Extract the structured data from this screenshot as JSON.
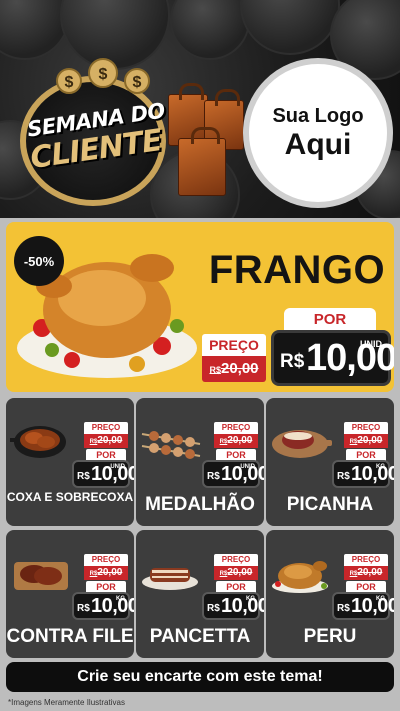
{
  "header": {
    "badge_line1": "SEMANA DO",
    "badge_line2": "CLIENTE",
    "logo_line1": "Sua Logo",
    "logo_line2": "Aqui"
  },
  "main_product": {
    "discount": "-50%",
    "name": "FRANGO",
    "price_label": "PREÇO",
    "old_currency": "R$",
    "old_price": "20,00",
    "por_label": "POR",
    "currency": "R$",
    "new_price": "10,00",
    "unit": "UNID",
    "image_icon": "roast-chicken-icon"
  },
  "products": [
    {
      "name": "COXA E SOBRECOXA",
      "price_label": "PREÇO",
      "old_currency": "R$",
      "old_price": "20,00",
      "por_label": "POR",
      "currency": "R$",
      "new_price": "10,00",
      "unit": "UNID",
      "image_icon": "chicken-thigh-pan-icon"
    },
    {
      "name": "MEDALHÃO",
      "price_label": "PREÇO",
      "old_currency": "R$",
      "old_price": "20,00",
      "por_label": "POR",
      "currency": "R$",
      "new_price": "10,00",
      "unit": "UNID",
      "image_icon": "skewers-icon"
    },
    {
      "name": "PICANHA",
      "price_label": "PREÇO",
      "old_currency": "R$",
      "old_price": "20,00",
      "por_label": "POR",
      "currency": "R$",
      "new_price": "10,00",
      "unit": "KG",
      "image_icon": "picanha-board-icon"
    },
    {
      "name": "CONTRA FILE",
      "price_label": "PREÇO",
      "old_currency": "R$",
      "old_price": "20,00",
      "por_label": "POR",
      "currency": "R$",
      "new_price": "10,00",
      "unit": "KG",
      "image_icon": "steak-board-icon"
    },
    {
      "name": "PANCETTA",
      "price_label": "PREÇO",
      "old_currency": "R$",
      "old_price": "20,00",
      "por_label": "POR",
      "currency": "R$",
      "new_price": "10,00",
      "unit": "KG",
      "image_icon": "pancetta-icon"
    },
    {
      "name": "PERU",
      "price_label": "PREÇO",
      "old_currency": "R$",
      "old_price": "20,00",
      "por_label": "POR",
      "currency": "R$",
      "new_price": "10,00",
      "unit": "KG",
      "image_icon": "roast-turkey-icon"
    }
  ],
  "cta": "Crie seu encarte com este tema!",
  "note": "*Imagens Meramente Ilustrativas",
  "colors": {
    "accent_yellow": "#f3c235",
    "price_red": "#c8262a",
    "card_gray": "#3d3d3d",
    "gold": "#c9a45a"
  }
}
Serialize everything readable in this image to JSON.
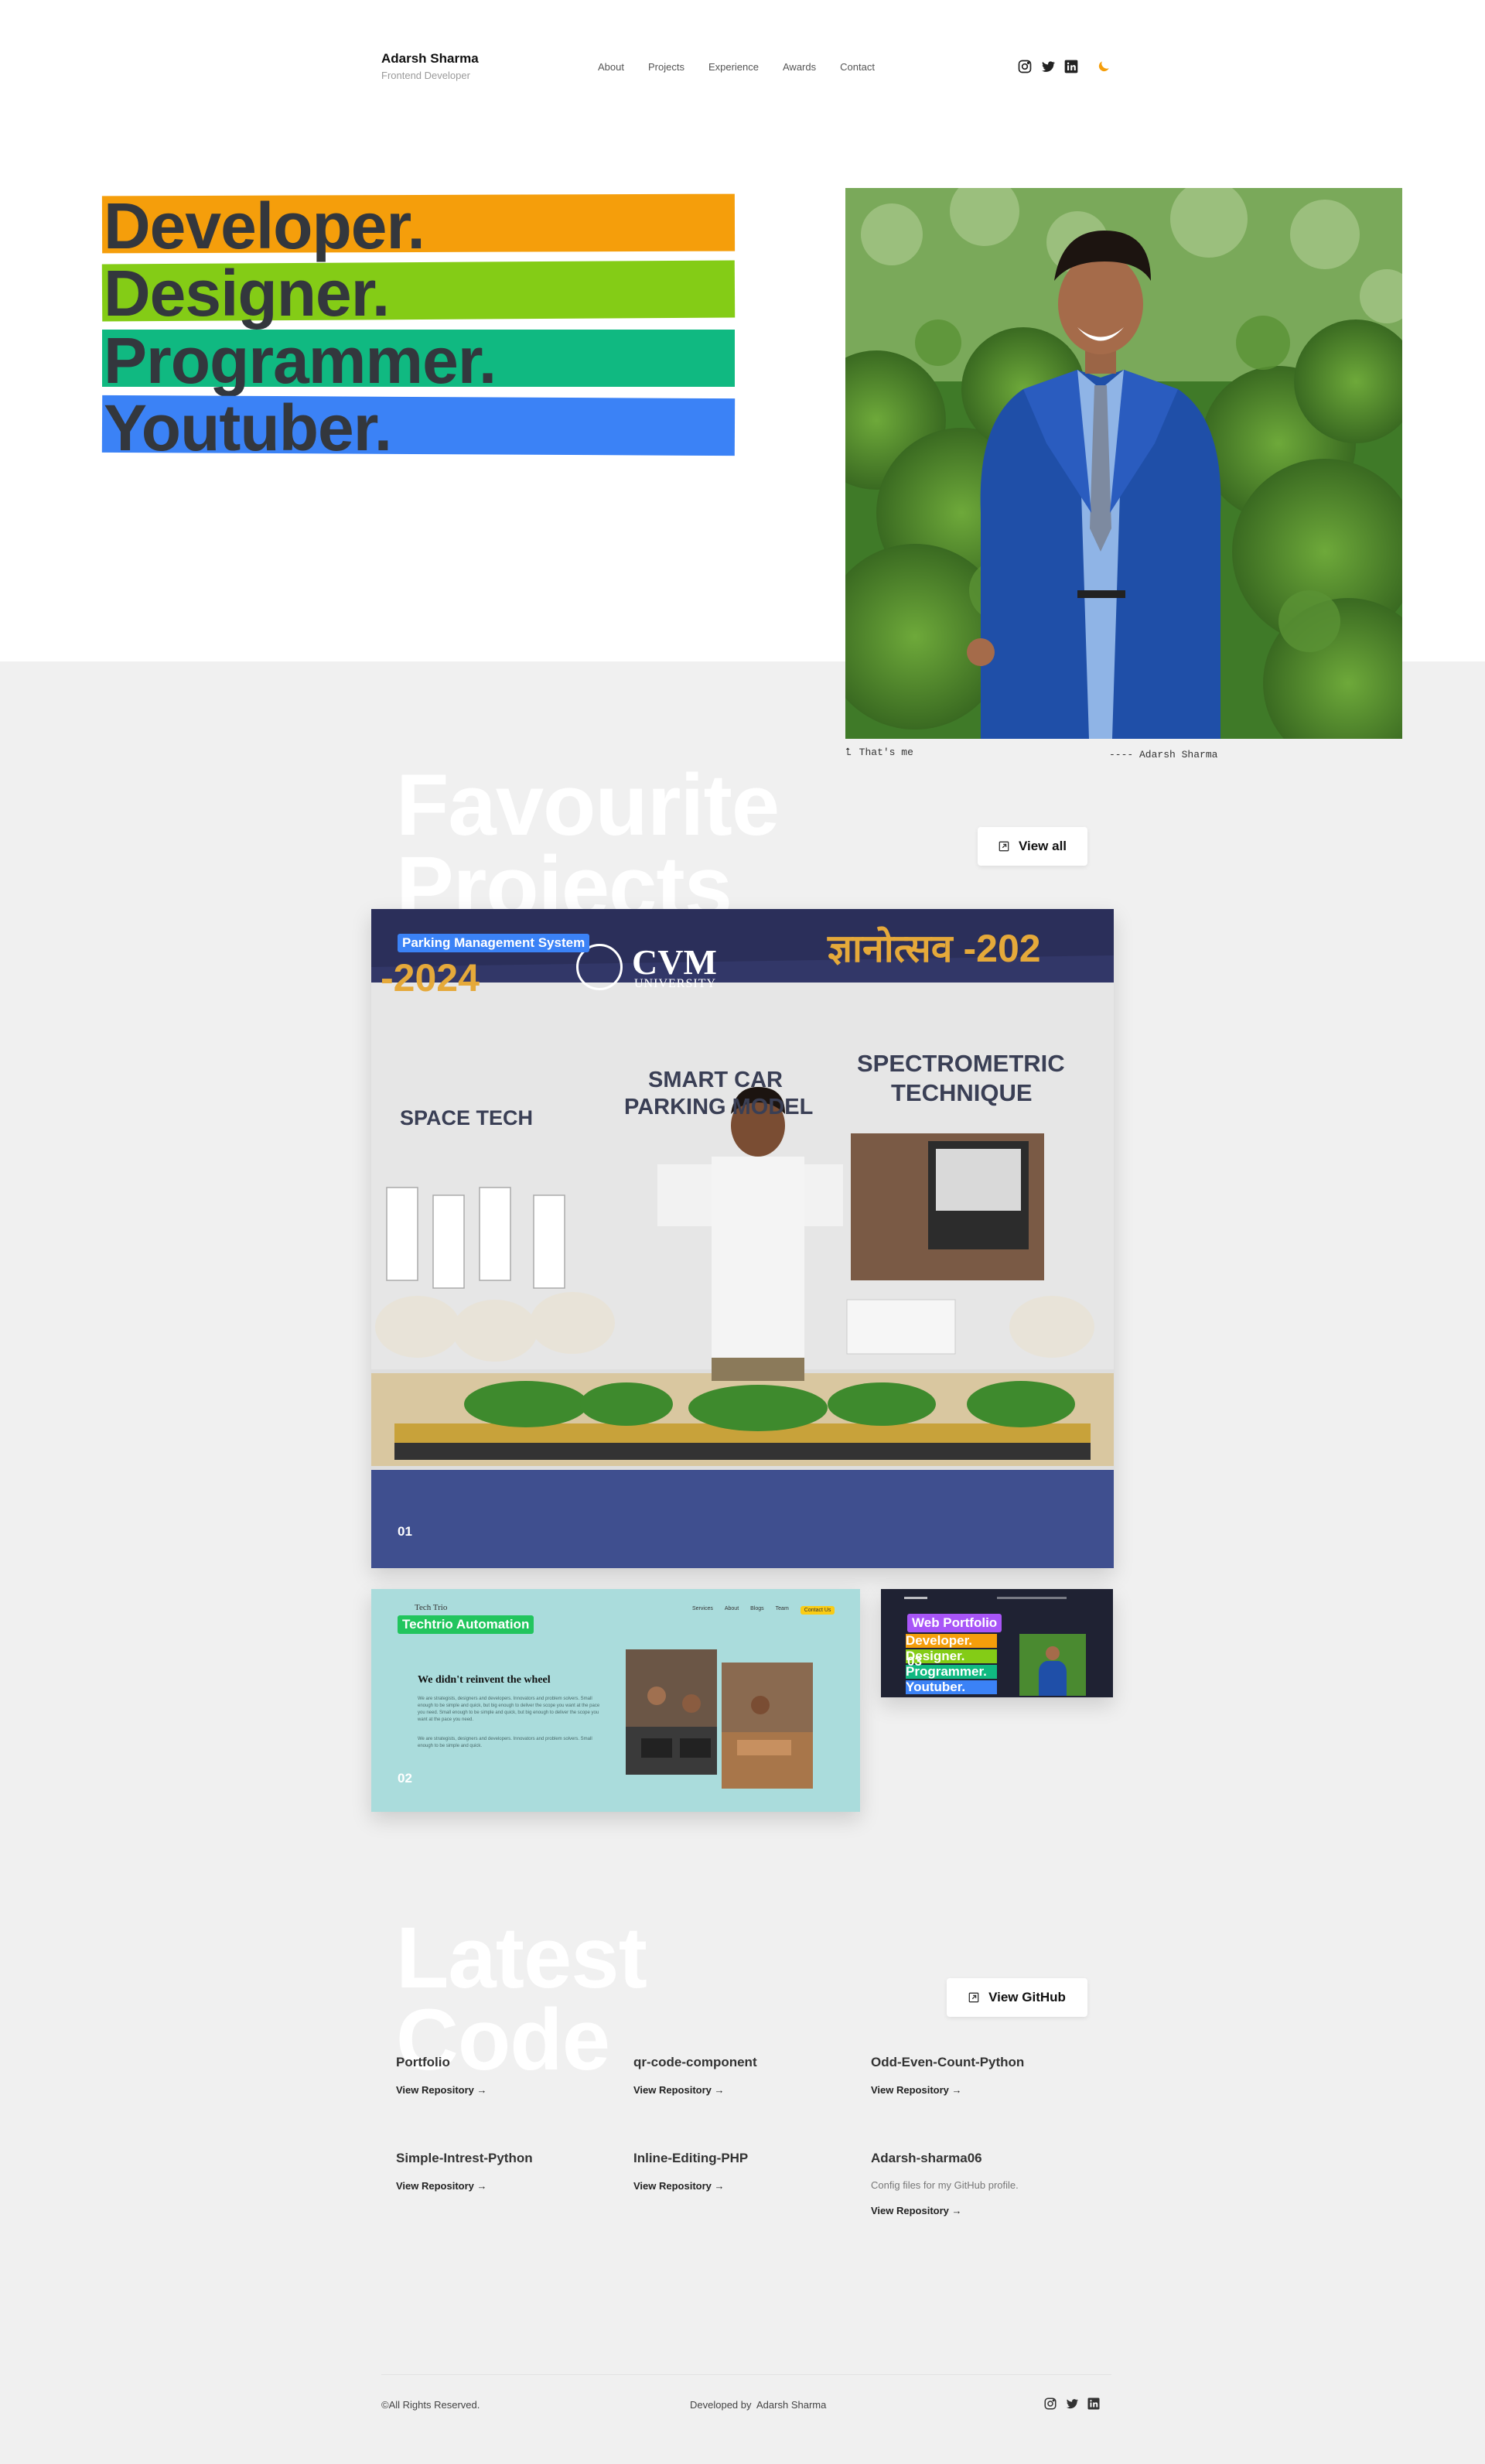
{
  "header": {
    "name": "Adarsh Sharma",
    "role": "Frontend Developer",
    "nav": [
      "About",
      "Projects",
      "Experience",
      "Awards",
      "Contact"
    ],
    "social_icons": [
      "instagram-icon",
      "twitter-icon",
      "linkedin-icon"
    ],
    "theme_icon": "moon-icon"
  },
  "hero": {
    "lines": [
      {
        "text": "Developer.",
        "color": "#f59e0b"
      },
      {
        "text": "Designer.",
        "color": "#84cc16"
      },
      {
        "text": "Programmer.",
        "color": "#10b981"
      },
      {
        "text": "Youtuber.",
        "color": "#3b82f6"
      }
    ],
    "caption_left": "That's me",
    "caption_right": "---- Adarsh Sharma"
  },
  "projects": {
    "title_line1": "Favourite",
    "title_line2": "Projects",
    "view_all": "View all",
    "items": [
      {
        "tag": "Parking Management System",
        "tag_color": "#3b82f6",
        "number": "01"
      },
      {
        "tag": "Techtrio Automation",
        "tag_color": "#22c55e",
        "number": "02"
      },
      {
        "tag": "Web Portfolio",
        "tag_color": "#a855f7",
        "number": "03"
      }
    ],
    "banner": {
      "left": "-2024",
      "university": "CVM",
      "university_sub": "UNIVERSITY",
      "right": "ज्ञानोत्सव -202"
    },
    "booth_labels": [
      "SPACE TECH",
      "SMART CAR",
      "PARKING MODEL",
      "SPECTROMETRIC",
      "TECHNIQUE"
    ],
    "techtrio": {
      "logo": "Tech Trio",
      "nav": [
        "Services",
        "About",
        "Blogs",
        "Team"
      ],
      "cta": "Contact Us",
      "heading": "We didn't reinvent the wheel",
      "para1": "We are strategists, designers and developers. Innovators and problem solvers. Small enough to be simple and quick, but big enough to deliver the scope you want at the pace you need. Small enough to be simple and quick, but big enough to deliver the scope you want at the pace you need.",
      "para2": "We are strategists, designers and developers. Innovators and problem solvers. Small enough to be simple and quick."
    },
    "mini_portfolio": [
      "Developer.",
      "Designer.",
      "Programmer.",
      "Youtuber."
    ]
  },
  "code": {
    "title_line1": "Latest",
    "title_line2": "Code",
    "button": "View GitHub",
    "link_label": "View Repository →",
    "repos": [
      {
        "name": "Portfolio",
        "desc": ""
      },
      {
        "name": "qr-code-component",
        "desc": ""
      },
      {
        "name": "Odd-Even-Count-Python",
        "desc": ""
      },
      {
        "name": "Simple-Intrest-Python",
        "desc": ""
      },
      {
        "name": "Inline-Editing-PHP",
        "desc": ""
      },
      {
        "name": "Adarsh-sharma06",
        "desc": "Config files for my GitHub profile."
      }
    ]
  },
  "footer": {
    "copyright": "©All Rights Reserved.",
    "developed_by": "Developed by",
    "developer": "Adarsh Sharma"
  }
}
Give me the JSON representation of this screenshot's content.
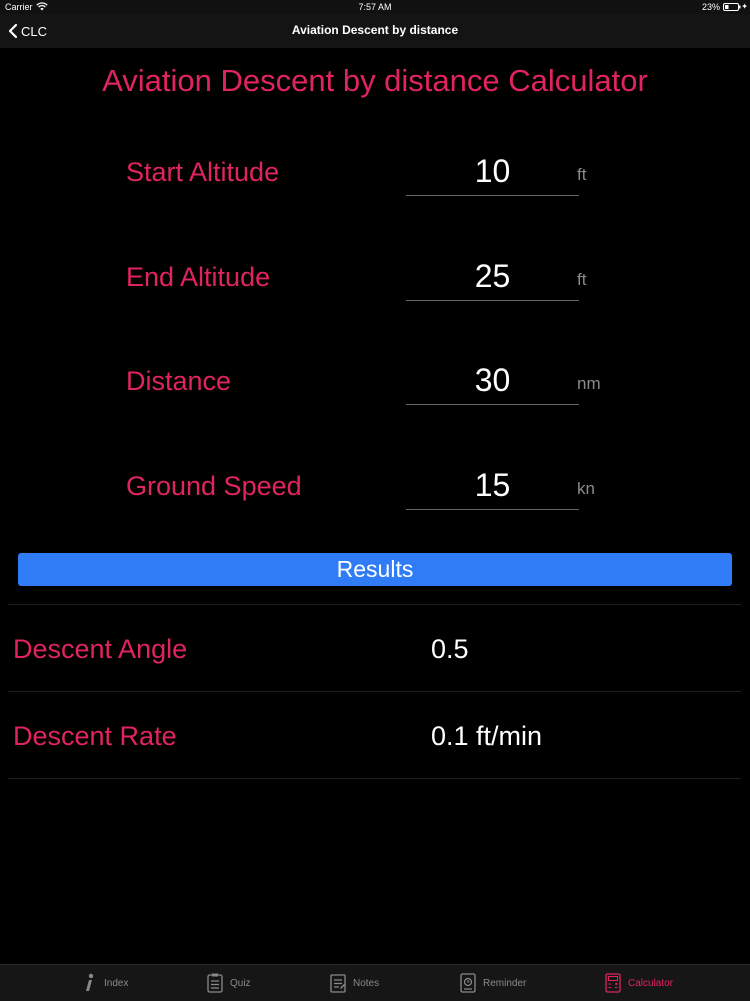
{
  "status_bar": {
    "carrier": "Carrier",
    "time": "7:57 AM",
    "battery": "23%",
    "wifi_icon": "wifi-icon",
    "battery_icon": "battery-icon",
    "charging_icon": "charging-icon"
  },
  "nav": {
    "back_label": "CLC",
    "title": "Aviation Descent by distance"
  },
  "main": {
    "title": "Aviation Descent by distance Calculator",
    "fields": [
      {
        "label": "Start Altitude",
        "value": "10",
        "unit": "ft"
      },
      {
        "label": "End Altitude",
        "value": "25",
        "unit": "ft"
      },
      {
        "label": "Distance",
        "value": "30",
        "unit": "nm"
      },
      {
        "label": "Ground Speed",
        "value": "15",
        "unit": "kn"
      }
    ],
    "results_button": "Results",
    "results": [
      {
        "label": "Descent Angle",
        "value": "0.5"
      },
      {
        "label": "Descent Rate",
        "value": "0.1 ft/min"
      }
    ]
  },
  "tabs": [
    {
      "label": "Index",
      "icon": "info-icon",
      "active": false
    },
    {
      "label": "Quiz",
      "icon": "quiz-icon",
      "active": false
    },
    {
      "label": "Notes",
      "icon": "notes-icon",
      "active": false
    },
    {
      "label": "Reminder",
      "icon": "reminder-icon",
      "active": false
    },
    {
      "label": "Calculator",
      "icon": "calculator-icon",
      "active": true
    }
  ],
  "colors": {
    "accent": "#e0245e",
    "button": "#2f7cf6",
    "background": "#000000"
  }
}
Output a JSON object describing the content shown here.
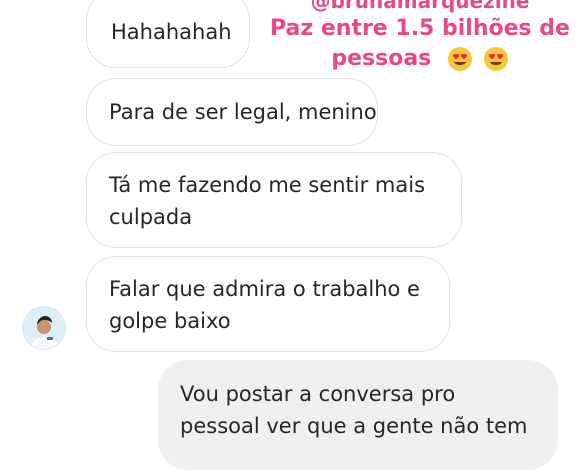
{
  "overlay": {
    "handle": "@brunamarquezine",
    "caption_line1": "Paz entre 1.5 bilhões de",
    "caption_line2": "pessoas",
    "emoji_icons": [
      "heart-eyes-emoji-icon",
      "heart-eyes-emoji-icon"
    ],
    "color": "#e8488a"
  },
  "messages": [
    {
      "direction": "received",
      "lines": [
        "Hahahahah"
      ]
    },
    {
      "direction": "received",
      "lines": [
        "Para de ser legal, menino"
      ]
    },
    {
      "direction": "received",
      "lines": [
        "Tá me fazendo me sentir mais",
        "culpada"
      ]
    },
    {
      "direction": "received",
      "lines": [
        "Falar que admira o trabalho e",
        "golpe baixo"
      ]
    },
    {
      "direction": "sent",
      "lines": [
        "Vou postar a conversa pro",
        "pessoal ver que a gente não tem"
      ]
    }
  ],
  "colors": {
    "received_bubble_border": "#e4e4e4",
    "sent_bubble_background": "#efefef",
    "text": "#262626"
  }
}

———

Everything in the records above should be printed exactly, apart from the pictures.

Extract the structured data from this screenshot as JSON.
{
  "header": {
    "badge_line1": "SEMANA DO",
    "badge_line2": "CLIENTE",
    "logo_line1": "Sua Logo",
    "logo_line2": "Aqui"
  },
  "main_product": {
    "discount": "-50%",
    "name": "FRANGO",
    "price_label": "PREÇO",
    "old_currency": "R$",
    "old_price": "20,00",
    "por_label": "POR",
    "currency": "R$",
    "new_price": "10,00",
    "unit": "UNID",
    "image_icon": "roast-chicken-icon"
  },
  "products": [
    {
      "name": "COXA E SOBRECOXA",
      "price_label": "PREÇO",
      "old_currency": "R$",
      "old_price": "20,00",
      "por_label": "POR",
      "currency": "R$",
      "new_price": "10,00",
      "unit": "UNID",
      "image_icon": "chicken-thigh-pan-icon"
    },
    {
      "name": "MEDALHÃO",
      "price_label": "PREÇO",
      "old_currency": "R$",
      "old_price": "20,00",
      "por_label": "POR",
      "currency": "R$",
      "new_price": "10,00",
      "unit": "UNID",
      "image_icon": "skewers-icon"
    },
    {
      "name": "PICANHA",
      "price_label": "PREÇO",
      "old_currency": "R$",
      "old_price": "20,00",
      "por_label": "POR",
      "currency": "R$",
      "new_price": "10,00",
      "unit": "KG",
      "image_icon": "picanha-board-icon"
    },
    {
      "name": "CONTRA FILE",
      "price_label": "PREÇO",
      "old_currency": "R$",
      "old_price": "20,00",
      "por_label": "POR",
      "currency": "R$",
      "new_price": "10,00",
      "unit": "KG",
      "image_icon": "steak-board-icon"
    },
    {
      "name": "PANCETTA",
      "price_label": "PREÇO",
      "old_currency": "R$",
      "old_price": "20,00",
      "por_label": "POR",
      "currency": "R$",
      "new_price": "10,00",
      "unit": "KG",
      "image_icon": "pancetta-icon"
    },
    {
      "name": "PERU",
      "price_label": "PREÇO",
      "old_currency": "R$",
      "old_price": "20,00",
      "por_label": "POR",
      "currency": "R$",
      "new_price": "10,00",
      "unit": "KG",
      "image_icon": "roast-turkey-icon"
    }
  ],
  "cta": "Crie seu encarte com este tema!",
  "note": "*Imagens Meramente Ilustrativas",
  "colors": {
    "accent_yellow": "#f3c235",
    "price_red": "#c8262a",
    "card_gray": "#3d3d3d",
    "gold": "#c9a45a"
  }
}
Serialize everything readable in this image to JSON.
{
  "header": {
    "name": "Adarsh Sharma",
    "role": "Frontend Developer",
    "nav": [
      "About",
      "Projects",
      "Experience",
      "Awards",
      "Contact"
    ],
    "social_icons": [
      "instagram-icon",
      "twitter-icon",
      "linkedin-icon"
    ],
    "theme_icon": "moon-icon"
  },
  "hero": {
    "lines": [
      {
        "text": "Developer.",
        "color": "#f59e0b"
      },
      {
        "text": "Designer.",
        "color": "#84cc16"
      },
      {
        "text": "Programmer.",
        "color": "#10b981"
      },
      {
        "text": "Youtuber.",
        "color": "#3b82f6"
      }
    ],
    "caption_left": "That's me",
    "caption_right": "---- Adarsh Sharma"
  },
  "projects": {
    "title_line1": "Favourite",
    "title_line2": "Projects",
    "view_all": "View all",
    "items": [
      {
        "tag": "Parking Management System",
        "tag_color": "#3b82f6",
        "number": "01"
      },
      {
        "tag": "Techtrio Automation",
        "tag_color": "#22c55e",
        "number": "02"
      },
      {
        "tag": "Web Portfolio",
        "tag_color": "#a855f7",
        "number": "03"
      }
    ],
    "banner": {
      "left": "-2024",
      "university": "CVM",
      "university_sub": "UNIVERSITY",
      "right": "ज्ञानोत्सव -202"
    },
    "booth_labels": [
      "SPACE TECH",
      "SMART CAR",
      "PARKING MODEL",
      "SPECTROMETRIC",
      "TECHNIQUE"
    ],
    "techtrio": {
      "logo": "Tech Trio",
      "nav": [
        "Services",
        "About",
        "Blogs",
        "Team"
      ],
      "cta": "Contact Us",
      "heading": "We didn't reinvent the wheel",
      "para1": "We are strategists, designers and developers. Innovators and problem solvers. Small enough to be simple and quick, but big enough to deliver the scope you want at the pace you need. Small enough to be simple and quick, but big enough to deliver the scope you want at the pace you need.",
      "para2": "We are strategists, designers and developers. Innovators and problem solvers. Small enough to be simple and quick."
    },
    "mini_portfolio": [
      "Developer.",
      "Designer.",
      "Programmer.",
      "Youtuber."
    ]
  },
  "code": {
    "title_line1": "Latest",
    "title_line2": "Code",
    "button": "View GitHub",
    "link_label": "View Repository →",
    "repos": [
      {
        "name": "Portfolio",
        "desc": ""
      },
      {
        "name": "qr-code-component",
        "desc": ""
      },
      {
        "name": "Odd-Even-Count-Python",
        "desc": ""
      },
      {
        "name": "Simple-Intrest-Python",
        "desc": ""
      },
      {
        "name": "Inline-Editing-PHP",
        "desc": ""
      },
      {
        "name": "Adarsh-sharma06",
        "desc": "Config files for my GitHub profile."
      }
    ]
  },
  "footer": {
    "copyright": "©All Rights Reserved.",
    "developed_by": "Developed by",
    "developer": "Adarsh Sharma"
  }
}
Give me the JSON representation of this screenshot's content.
{
  "status_bar": {
    "carrier": "Carrier",
    "time": "7:57 AM",
    "battery": "23%",
    "wifi_icon": "wifi-icon",
    "battery_icon": "battery-icon",
    "charging_icon": "charging-icon"
  },
  "nav": {
    "back_label": "CLC",
    "title": "Aviation Descent by distance"
  },
  "main": {
    "title": "Aviation Descent by distance Calculator",
    "fields": [
      {
        "label": "Start Altitude",
        "value": "10",
        "unit": "ft"
      },
      {
        "label": "End Altitude",
        "value": "25",
        "unit": "ft"
      },
      {
        "label": "Distance",
        "value": "30",
        "unit": "nm"
      },
      {
        "label": "Ground Speed",
        "value": "15",
        "unit": "kn"
      }
    ],
    "results_button": "Results",
    "results": [
      {
        "label": "Descent Angle",
        "value": "0.5"
      },
      {
        "label": "Descent Rate",
        "value": "0.1 ft/min"
      }
    ]
  },
  "tabs": [
    {
      "label": "Index",
      "icon": "info-icon",
      "active": false
    },
    {
      "label": "Quiz",
      "icon": "quiz-icon",
      "active": false
    },
    {
      "label": "Notes",
      "icon": "notes-icon",
      "active": false
    },
    {
      "label": "Reminder",
      "icon": "reminder-icon",
      "active": false
    },
    {
      "label": "Calculator",
      "icon": "calculator-icon",
      "active": true
    }
  ],
  "colors": {
    "accent": "#e0245e",
    "button": "#2f7cf6",
    "background": "#000000"
  }
}
Output a JSON object describing the content shown here.
{
  "overlay": {
    "handle": "@brunamarquezine",
    "caption_line1": "Paz entre 1.5 bilhões de",
    "caption_line2": "pessoas",
    "emoji_icons": [
      "heart-eyes-emoji-icon",
      "heart-eyes-emoji-icon"
    ],
    "color": "#e8488a"
  },
  "messages": [
    {
      "direction": "received",
      "lines": [
        "Hahahahah"
      ]
    },
    {
      "direction": "received",
      "lines": [
        "Para de ser legal, menino"
      ]
    },
    {
      "direction": "received",
      "lines": [
        "Tá me fazendo me sentir mais",
        "culpada"
      ]
    },
    {
      "direction": "received",
      "lines": [
        "Falar que admira o trabalho e",
        "golpe baixo"
      ]
    },
    {
      "direction": "sent",
      "lines": [
        "Vou postar a conversa pro",
        "pessoal ver que a gente não tem"
      ]
    }
  ],
  "colors": {
    "received_bubble_border": "#e4e4e4",
    "sent_bubble_background": "#efefef",
    "text": "#262626"
  }
}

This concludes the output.